══ Data section ══

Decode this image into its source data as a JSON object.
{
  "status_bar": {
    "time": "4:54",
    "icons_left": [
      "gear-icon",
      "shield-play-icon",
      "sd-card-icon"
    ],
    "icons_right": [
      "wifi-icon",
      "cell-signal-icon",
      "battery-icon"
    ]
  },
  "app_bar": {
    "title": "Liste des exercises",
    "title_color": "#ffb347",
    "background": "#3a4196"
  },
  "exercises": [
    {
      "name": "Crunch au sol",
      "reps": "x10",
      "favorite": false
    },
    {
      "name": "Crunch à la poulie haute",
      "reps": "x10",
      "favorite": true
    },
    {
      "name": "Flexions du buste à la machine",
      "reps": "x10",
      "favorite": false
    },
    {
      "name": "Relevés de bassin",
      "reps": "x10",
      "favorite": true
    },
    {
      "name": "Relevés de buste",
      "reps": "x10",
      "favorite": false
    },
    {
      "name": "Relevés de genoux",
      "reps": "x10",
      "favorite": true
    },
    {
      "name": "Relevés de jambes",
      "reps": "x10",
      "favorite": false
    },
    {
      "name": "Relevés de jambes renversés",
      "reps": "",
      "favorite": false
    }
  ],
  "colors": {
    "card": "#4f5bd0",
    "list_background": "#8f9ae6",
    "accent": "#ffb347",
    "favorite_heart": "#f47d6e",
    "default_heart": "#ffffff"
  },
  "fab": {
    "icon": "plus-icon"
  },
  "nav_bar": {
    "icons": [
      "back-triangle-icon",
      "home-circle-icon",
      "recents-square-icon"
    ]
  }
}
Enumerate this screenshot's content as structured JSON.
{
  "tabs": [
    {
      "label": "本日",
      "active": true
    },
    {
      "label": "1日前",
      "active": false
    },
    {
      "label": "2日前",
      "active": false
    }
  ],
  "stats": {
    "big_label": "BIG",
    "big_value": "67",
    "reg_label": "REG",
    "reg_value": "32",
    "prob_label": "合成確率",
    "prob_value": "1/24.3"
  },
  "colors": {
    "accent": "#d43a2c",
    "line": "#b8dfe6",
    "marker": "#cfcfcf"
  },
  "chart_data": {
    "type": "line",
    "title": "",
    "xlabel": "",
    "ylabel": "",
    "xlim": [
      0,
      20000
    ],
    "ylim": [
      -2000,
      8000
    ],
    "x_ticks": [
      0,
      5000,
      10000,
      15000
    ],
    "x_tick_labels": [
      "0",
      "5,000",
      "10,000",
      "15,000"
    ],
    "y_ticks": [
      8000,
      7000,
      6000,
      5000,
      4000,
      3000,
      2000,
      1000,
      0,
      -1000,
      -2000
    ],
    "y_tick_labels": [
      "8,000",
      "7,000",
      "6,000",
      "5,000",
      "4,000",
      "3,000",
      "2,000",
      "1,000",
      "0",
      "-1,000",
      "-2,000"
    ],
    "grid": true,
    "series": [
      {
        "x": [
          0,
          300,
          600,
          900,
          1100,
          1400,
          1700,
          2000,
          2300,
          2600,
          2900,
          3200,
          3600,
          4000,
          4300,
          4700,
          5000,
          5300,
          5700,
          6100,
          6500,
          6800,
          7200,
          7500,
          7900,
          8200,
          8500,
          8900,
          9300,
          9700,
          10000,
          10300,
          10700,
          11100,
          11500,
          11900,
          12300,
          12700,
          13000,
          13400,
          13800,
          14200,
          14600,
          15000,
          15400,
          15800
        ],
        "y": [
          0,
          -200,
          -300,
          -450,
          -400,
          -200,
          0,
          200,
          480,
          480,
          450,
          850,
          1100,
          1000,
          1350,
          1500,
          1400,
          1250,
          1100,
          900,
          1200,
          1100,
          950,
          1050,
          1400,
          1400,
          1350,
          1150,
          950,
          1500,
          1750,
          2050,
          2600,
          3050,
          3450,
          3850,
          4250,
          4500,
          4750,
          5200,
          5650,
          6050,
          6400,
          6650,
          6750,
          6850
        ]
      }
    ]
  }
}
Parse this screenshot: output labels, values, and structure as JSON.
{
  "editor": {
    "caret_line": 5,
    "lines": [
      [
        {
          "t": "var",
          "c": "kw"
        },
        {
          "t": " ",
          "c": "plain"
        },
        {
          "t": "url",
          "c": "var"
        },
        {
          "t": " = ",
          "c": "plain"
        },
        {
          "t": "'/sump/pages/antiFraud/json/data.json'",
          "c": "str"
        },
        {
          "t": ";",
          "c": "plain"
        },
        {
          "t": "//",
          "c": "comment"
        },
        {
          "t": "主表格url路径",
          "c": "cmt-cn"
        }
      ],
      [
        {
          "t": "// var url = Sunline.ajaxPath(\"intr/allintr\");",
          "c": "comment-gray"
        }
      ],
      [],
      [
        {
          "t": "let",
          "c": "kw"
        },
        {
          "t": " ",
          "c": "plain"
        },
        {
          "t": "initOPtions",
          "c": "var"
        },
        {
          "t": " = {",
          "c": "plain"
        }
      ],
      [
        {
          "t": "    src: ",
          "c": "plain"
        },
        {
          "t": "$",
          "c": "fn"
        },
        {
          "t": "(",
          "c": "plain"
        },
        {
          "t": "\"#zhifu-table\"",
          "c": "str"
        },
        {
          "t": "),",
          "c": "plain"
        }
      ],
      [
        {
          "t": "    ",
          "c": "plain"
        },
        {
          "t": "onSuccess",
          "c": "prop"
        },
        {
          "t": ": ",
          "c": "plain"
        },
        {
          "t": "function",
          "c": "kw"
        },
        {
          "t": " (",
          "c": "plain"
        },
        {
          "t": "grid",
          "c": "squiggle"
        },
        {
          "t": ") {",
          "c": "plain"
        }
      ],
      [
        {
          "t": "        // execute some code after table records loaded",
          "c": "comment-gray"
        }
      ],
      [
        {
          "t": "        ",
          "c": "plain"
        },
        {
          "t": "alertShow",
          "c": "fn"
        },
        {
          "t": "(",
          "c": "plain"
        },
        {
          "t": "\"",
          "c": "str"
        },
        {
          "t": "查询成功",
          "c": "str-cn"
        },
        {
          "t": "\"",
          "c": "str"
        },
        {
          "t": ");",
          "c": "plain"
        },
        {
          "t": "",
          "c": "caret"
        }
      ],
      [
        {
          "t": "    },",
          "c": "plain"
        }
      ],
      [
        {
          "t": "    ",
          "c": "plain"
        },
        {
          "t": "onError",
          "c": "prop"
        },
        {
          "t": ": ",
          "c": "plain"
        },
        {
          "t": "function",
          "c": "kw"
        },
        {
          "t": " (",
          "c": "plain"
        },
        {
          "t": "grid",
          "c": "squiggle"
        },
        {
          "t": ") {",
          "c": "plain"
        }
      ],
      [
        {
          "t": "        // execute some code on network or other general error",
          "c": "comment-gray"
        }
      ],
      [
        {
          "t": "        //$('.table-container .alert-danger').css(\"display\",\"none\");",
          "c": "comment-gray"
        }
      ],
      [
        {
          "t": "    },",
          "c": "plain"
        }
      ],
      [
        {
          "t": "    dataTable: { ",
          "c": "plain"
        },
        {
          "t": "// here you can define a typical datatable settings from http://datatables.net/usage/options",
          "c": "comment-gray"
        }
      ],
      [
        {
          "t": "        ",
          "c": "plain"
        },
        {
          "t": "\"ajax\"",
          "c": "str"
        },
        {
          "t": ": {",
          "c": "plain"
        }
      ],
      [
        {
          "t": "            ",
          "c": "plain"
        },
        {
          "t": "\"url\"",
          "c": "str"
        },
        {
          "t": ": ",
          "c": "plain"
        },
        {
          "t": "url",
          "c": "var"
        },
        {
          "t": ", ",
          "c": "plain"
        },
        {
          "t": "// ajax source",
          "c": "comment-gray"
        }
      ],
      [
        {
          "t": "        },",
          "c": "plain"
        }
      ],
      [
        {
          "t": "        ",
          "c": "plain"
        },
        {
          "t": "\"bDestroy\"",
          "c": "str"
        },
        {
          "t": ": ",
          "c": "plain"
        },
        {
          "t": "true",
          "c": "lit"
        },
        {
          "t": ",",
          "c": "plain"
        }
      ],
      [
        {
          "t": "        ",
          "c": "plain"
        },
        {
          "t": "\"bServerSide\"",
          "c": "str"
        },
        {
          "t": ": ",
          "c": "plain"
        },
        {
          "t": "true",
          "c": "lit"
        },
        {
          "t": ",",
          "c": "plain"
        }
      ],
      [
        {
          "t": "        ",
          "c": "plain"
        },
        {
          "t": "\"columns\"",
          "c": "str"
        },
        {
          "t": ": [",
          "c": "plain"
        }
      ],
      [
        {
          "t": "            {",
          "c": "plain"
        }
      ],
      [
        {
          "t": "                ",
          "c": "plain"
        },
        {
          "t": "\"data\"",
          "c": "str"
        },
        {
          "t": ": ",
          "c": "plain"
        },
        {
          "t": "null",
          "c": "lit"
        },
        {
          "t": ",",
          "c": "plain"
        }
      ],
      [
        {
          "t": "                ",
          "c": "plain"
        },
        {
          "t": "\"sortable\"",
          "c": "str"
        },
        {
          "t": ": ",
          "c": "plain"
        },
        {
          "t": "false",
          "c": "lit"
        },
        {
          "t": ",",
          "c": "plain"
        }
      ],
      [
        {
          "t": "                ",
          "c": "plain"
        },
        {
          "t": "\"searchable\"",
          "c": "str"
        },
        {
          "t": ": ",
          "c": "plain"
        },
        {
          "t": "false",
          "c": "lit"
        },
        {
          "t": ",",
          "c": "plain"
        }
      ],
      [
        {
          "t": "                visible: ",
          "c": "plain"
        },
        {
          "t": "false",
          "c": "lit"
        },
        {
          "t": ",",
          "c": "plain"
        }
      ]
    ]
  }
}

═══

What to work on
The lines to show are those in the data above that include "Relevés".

Output for this exercise
      "name": "Relevés de bassin",
      "name": "Relevés de buste",
      "name": "Relevés de genoux",
      "name": "Relevés de jambes",
      "name": "Relevés de jambes renversés",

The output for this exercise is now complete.